Gym, what/when/how???

iVillage Member
Registered: 07-20-2004
Gym, what/when/how???
Wed, 04-03-2013 - 2:55pm

Hi there. I am new to this fitness board and have a question. First, I'm an overweight runner, by about 20 lbs. I run anywhere between 20-40 miles per week, depending on what I'm training for, and I usually run 4 days a week. I am overweight because I eat like crap!! But I'm working on it. The next thing I would like to work on is strength training. I would really just like to get toned and healthier all together, along with losing those 20lbs. My question is this. I have no idea when or how often I should go to the gym, or what I'm supposed to do when I get there. I thought if I could post my possible schedule on here that someone could help me work it all out. Keep in mind, I can't reduce the number of days I run right now. I'm doing a half marathon in May. 


Mon: 8-9:15 am- Gym

Tue: 6:30-7:45 am- Gym, 4:00 pm- run (1hr)

Wed: 8-9:15 am-Gym

Thur: 8-9:30 am-Gym, 4:00 pm- run (1hr)

Fri: 8-9 am - Gym, 4:00 pm- run (1hr)


Sun: Long Run (2+ hours)

So I can definitely get to the gym, would I have to go as often as I have listed here, and what body parts do I work on each day? 

I know this question probably seems petty but I'm just clueless when it comes to strength training and going to the gym. I know you're not supposed to work the same muscle groups every day. That's pretty much all I know. Thanks for any info!!! 

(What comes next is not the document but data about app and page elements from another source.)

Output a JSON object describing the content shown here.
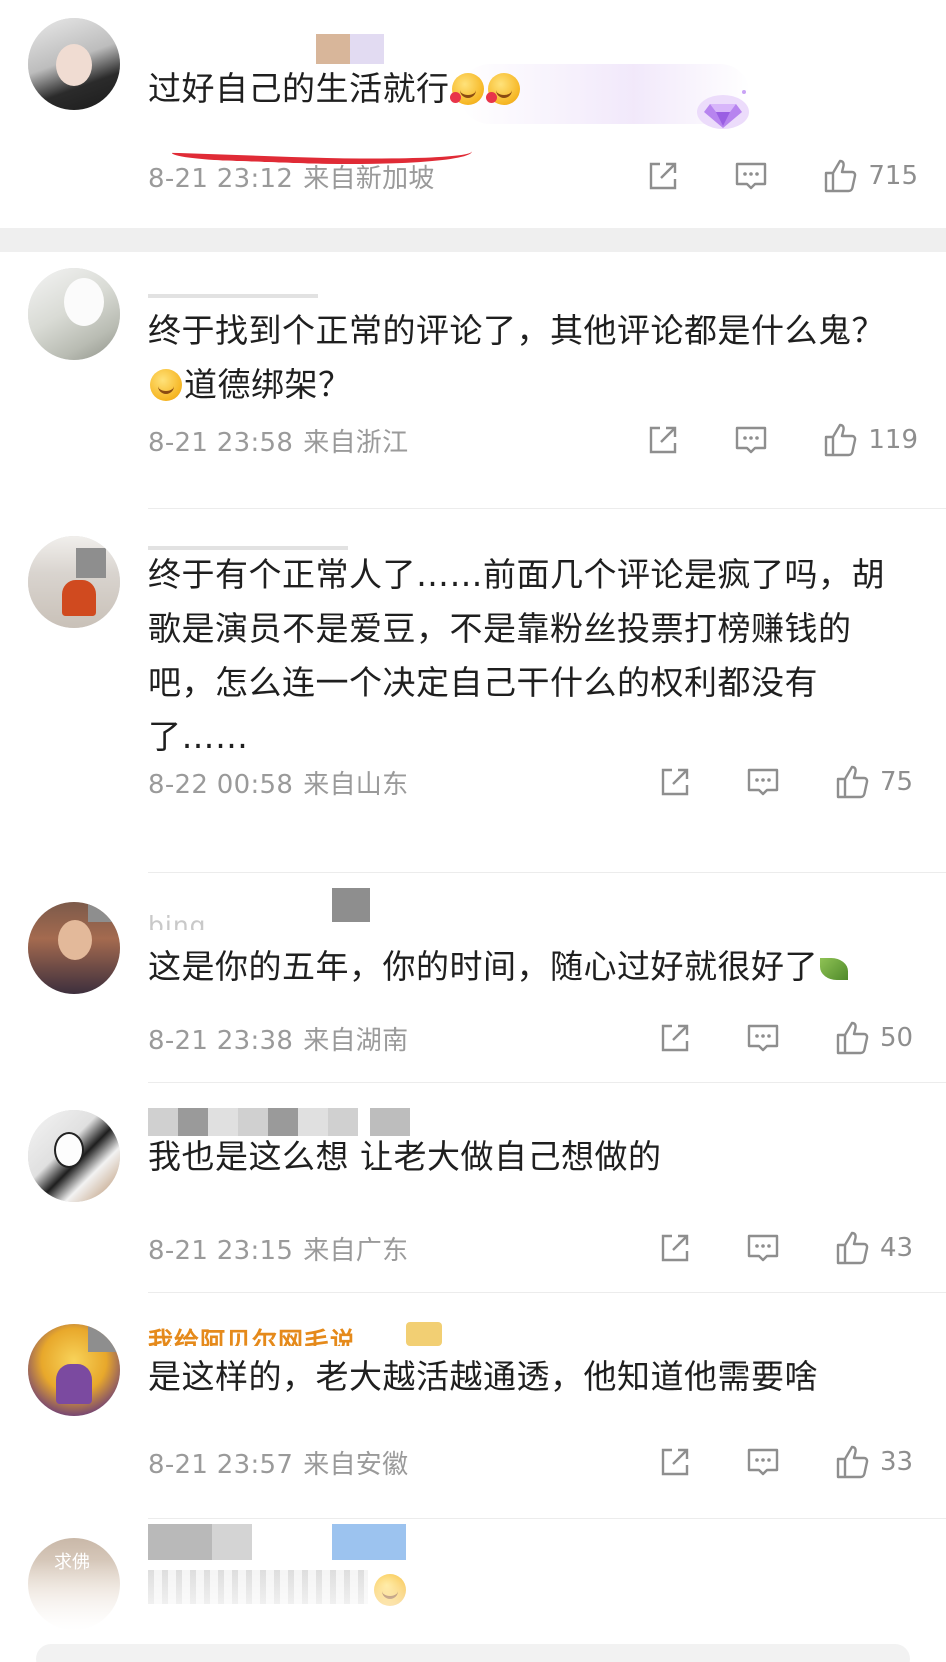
{
  "comments": [
    {
      "username": "",
      "text_before": "过好自己的生活就行",
      "text_after": "",
      "emoji": [
        "heart-face",
        "heart-face"
      ],
      "time": "8-21 23:12",
      "location": "来自新加坡",
      "likes": "715",
      "avatar": "girl-dark-hair"
    },
    {
      "username": "",
      "text_before": "终于找到个正常的评论了，其他评论都是什么鬼？",
      "text_after": "道德绑架？",
      "emoji": [
        "thinking-face"
      ],
      "time": "8-21 23:58",
      "location": "来自浙江",
      "likes": "119",
      "avatar": "white-hair-anime"
    },
    {
      "username": "",
      "text_before": "终于有个正常人了……前面几个评论是疯了吗，胡歌是演员不是爱豆，不是靠粉丝投票打榜赚钱的吧，怎么连一个决定自己干什么的权利都没有了……",
      "text_after": "",
      "emoji": [],
      "time": "8-22 00:58",
      "location": "来自山东",
      "likes": "75",
      "avatar": "person-orange"
    },
    {
      "username": "bing",
      "text_before": "这是你的五年，你的时间，随心过好就很好了",
      "text_after": "",
      "emoji": [
        "leaf"
      ],
      "time": "8-21 23:38",
      "location": "来自湖南",
      "likes": "50",
      "avatar": "woman-photo"
    },
    {
      "username": "",
      "text_before": "我也是这么想 让老大做自己想做的",
      "text_after": "",
      "emoji": [],
      "time": "8-21 23:15",
      "location": "来自广东",
      "likes": "43",
      "avatar": "anime-black-white"
    },
    {
      "username": "我给阿贝尔网毛说",
      "text_before": "是这样的，老大越活越通透，他知道他需要啥",
      "text_after": "",
      "emoji": [],
      "time": "8-21 23:57",
      "location": "来自安徽",
      "likes": "33",
      "avatar": "purple-figure"
    },
    {
      "username": "",
      "avatar_label": "求佛",
      "avatar": "partial"
    }
  ],
  "icons": {
    "share": "share-icon",
    "comment": "comment-icon",
    "like": "thumbs-up-icon"
  },
  "colors": {
    "meta": "#9a9a9a",
    "highlight_line": "#e02b36",
    "divider": "#ececec",
    "vip_name": "#e58a1b"
  }
}
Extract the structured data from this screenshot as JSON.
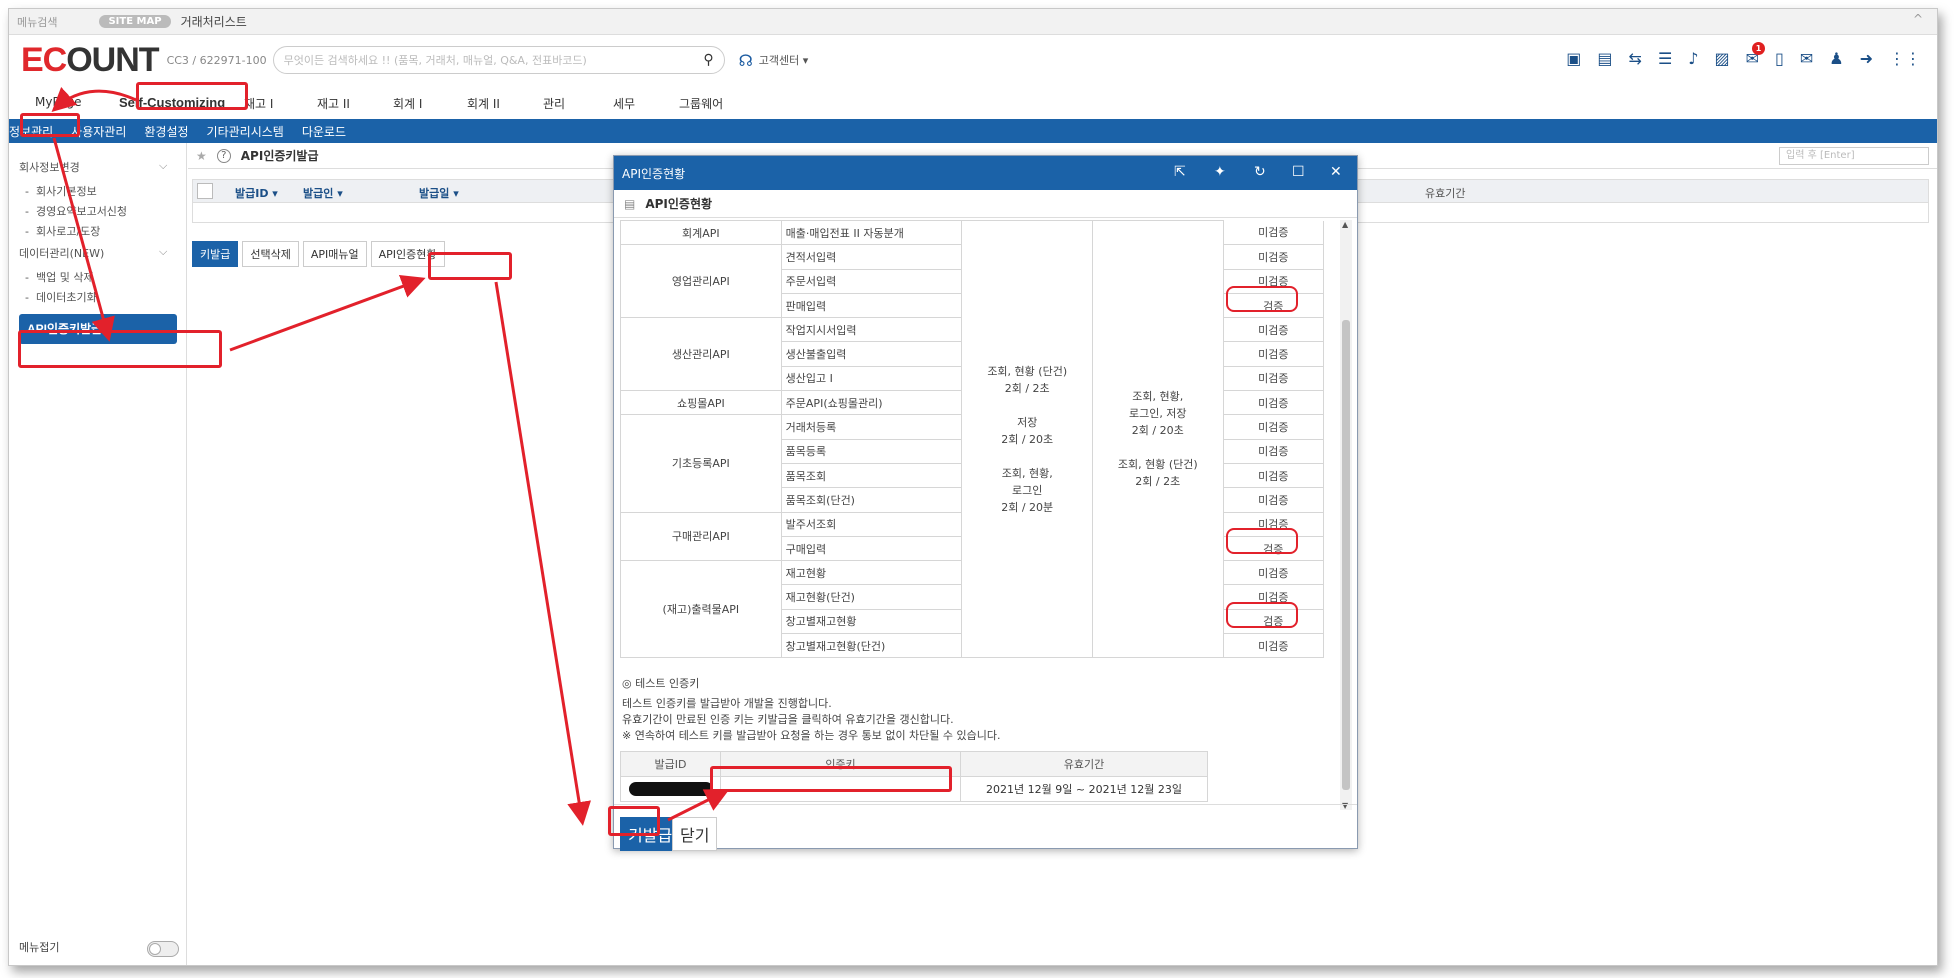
{
  "topbar": {
    "menu_search": "메뉴검색",
    "sitemap": "SITE MAP",
    "title": "거래처리스트",
    "up": "^"
  },
  "header": {
    "logo_ec": "EC",
    "logo_rest": "OUNT",
    "company": "CC3 / 622971-100",
    "search_placeholder": "무엇이든 검색하세요 !! (품목, 거래처, 매뉴얼, Q&A, 전표바코드)",
    "customer_center": "고객센터 ▾",
    "notification_count": "1"
  },
  "tabs": [
    "MyPage",
    "Self-Customizing",
    "재고 I",
    "재고 II",
    "회계 I",
    "회계 II",
    "관리",
    "세무",
    "그룹웨어"
  ],
  "subnav": [
    "정보관리",
    "사용자관리",
    "환경설정",
    "기타관리시스템",
    "다운로드"
  ],
  "sidebar": {
    "group1": "회사정보변경",
    "group1_items": [
      "회사기본정보",
      "경영요약보고서신청",
      "회사로고/도장"
    ],
    "group2": "데이터관리(NEW)",
    "group2_items": [
      "백업 및 삭제",
      "데이터초기화"
    ],
    "active": "API인증키발급",
    "fold_label": "메뉴접기"
  },
  "main": {
    "title": "API인증키발급",
    "filter_placeholder": "입력 후 [Enter]",
    "columns": [
      "발급ID ▾",
      "발급인 ▾",
      "발급일 ▾",
      "유효기간"
    ],
    "buttons": [
      "키발급",
      "선택삭제",
      "API매뉴얼",
      "API인증현황"
    ]
  },
  "modal": {
    "title": "API인증현황",
    "subtitle": "API인증현황",
    "rows": [
      {
        "group": "회계API",
        "api": "매출·매입전표 II 자동분개",
        "status": "미검증"
      },
      {
        "group": "영업관리API",
        "api": "견적서입력",
        "status": "미검증"
      },
      {
        "group": "",
        "api": "주문서입력",
        "status": "미검증"
      },
      {
        "group": "",
        "api": "판매입력",
        "status": "검증"
      },
      {
        "group": "생산관리API",
        "api": "작업지시서입력",
        "status": "미검증"
      },
      {
        "group": "",
        "api": "생산불출입력",
        "status": "미검증"
      },
      {
        "group": "",
        "api": "생산입고 I",
        "status": "미검증"
      },
      {
        "group": "쇼핑몰API",
        "api": "주문API(쇼핑몰관리)",
        "status": "미검증"
      },
      {
        "group": "기초등록API",
        "api": "거래처등록",
        "status": "미검증"
      },
      {
        "group": "",
        "api": "품목등록",
        "status": "미검증"
      },
      {
        "group": "",
        "api": "품목조회",
        "status": "미검증"
      },
      {
        "group": "",
        "api": "품목조회(단건)",
        "status": "미검증"
      },
      {
        "group": "구매관리API",
        "api": "발주서조회",
        "status": "미검증"
      },
      {
        "group": "",
        "api": "구매입력",
        "status": "검증"
      },
      {
        "group": "(재고)출력물API",
        "api": "재고현황",
        "status": "미검증"
      },
      {
        "group": "",
        "api": "재고현황(단건)",
        "status": "미검증"
      },
      {
        "group": "",
        "api": "창고별재고현황",
        "status": "검증"
      },
      {
        "group": "",
        "api": "창고별재고현황(단건)",
        "status": "미검증"
      }
    ],
    "limits_col1": [
      "조회, 현황 (단건)",
      "2회 / 2초",
      "",
      "저장",
      "2회 / 20초",
      "",
      "조회, 현황,",
      "로그인",
      "2회 / 20분"
    ],
    "limits_col2": [
      "조회, 현황,",
      "로그인, 저장",
      "2회 / 20초",
      "",
      "조회, 현황 (단건)",
      "2회 / 2초"
    ],
    "test_key_title": "◎ 테스트 인증키",
    "test_key_lines": [
      "테스트 인증키를 발급받아 개발을 진행합니다.",
      "유효기간이 만료된 인증 키는 키발급을 클릭하여 유효기간을 갱신합니다.",
      "※ 연속하여 테스트 키를 발급받아 요청을 하는 경우 통보 없이 차단될 수 있습니다."
    ],
    "key_table_headers": [
      "발급ID",
      "인증키",
      "유효기간"
    ],
    "key_row_validity": "2021년 12월 9일 ~ 2021년 12월 23일",
    "footer_buttons": [
      "키발급",
      "닫기"
    ]
  },
  "colors": {
    "brand_blue": "#1b62a8",
    "logo_red": "#e0282c",
    "annotation_red": "#e2212b"
  }
}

iVillage Member
Registered: 03-15-2004
Wed, 04-03-2013 - 7:07pm

Given how much running you're doing, I think you could get away with a full body circuit twice a week.  In order to save time, you can do compound movements (like pairing a bicep curl with a lunge or a shoulder press with a squat).  

I would also add in one more rest day to give your body enough time to recover.  You current schedule looks like you might be overtraining. 

Hope that helps.  :) 

iVillage Member
Registered: 05-08-2006
Wed, 04-03-2013 - 7:49pm
Others here are personal trainers, so you will get professional advice from them. I am an amateur....but lifting is the core of my program. I lift on a three day split. One day I do exercises for Chet and back -chest press with bars and dumbbells, flies with dumbbells, Deadlifts, assisted pulls, rows, lT pull down. I do three chest and three back exercises each time, and include at leadtone one 'pull' and one 'push' . The second day, I do legs - squats, leg press, lunges, leg lift, ham string curl. The third day I do shoulders, bis, tris. Shoulder press, side raises, skull crushers, tricep extensions, bicep curls. I alternate bars, dumbbells and cables. I do three sets of most things, in 15/12/10 reps. I do a 10 minute bike warmup most days, and finish with abs.
Community Leader
Registered: 04-05-2002
Thu, 04-04-2013 - 7:53am

Welcome!  Are you doing an speed work, like interval traiining or tempo runs? What I normally do, and recommend for cilents is to incorporate the two.  Do a sprint of 2-4 minutes (whatever the plan says) and instead of jogging to recover, lift w/ upper body (eg do chest/back; bi/tri; shoulders; abs/lower back).  Sprint again and do the same muscle groups.  Do that 2-3 times per muscle groups.  For the other day, do it on tempo run days so run and then lift, same exercises.  

If you're not doing speed work, you can do as kel recommended but make sure not to do leg work the day before or after your long run.  If you need ideas, just ask!

Community Leader
Registered: 09-25-2003
Wed, 04-10-2013 - 9:18am
Wow. You are dedicated to your gym workouts, and that is GREaT! Have you thought about journaling your food intake, as well? I found that keeping a journal (see the posts a couple topics down) had a tremendous effect on my weight, even though I don't weigh myself anymore. :O. I didn't realize how much snacking on bad, processed foods I was taking in. By journaling everything you eat, you might find it to be hindering your weight loss. I have also been reading books in nutrition..."The Beauty Detox Diet" was my first book, that references some clinical studies along with specific clients that the author worked with. Dr. Weill is also an advocate for nutrition as medicine, and it has a HUGE effect on our physiological and emotional sate. Just "food for thought", pun intended.